— What you should do —
Where a line of the data holds the word "into", copy that line.

-- Data for processing follows --

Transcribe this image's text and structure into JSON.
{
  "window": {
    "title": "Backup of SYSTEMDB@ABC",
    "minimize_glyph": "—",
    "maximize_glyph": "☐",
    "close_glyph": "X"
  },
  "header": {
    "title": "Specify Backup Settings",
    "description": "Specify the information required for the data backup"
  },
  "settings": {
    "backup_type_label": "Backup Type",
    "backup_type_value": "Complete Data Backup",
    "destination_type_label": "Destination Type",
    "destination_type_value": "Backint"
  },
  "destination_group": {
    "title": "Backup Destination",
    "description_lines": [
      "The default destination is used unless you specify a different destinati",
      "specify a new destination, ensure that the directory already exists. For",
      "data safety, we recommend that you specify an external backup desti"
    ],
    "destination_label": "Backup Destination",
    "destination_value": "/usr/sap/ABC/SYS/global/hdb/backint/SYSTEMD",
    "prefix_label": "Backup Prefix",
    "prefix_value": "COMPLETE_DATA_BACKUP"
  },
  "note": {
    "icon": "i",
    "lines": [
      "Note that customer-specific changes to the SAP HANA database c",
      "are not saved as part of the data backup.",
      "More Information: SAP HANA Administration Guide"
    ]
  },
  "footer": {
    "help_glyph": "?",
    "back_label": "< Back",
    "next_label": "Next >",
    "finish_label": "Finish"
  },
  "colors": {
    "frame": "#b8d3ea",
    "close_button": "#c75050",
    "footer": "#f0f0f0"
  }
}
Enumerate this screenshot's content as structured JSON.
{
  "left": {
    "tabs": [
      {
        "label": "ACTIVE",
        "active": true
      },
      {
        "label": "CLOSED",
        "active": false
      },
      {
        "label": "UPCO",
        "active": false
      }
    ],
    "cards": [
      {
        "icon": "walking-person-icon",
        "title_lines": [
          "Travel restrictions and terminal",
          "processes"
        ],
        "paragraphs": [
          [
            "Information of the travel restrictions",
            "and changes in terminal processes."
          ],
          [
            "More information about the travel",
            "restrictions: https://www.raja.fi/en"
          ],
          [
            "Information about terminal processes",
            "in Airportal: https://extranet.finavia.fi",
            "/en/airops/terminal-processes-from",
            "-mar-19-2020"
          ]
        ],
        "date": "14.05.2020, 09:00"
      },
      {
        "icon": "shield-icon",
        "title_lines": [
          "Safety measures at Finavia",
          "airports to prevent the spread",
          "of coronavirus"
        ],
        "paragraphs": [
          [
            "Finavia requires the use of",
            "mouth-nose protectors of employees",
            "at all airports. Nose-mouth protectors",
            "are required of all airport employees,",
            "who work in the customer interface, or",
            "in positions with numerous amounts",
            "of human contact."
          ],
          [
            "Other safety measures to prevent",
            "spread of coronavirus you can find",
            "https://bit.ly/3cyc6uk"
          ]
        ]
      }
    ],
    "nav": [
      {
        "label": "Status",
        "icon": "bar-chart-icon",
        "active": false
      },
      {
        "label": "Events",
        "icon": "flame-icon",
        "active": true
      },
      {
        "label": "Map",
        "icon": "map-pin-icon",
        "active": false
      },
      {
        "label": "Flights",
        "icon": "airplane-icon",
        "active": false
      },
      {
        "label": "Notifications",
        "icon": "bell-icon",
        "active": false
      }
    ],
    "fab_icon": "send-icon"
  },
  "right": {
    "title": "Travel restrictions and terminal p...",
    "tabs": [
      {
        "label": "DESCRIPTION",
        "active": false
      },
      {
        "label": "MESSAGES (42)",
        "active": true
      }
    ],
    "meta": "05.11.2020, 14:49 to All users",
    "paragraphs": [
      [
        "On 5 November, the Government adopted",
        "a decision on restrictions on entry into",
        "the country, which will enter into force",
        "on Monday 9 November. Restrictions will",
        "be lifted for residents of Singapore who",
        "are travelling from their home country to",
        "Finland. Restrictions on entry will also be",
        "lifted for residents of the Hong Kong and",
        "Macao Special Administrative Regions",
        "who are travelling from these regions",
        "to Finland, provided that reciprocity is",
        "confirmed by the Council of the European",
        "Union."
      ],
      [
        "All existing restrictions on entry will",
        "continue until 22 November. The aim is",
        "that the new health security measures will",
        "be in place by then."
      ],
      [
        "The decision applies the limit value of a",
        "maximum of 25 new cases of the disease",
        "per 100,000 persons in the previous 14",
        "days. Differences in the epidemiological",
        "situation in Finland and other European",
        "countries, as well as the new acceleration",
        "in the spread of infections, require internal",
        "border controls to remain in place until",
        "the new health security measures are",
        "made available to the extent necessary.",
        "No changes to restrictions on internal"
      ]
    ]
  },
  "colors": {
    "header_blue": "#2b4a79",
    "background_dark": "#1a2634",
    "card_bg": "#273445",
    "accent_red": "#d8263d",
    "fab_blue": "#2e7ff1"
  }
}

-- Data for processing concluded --

— Result of this task —
Transcribe this image's text and structure into JSON.
        "a decision on restrictions on entry into",
        "the country, which will enter into force",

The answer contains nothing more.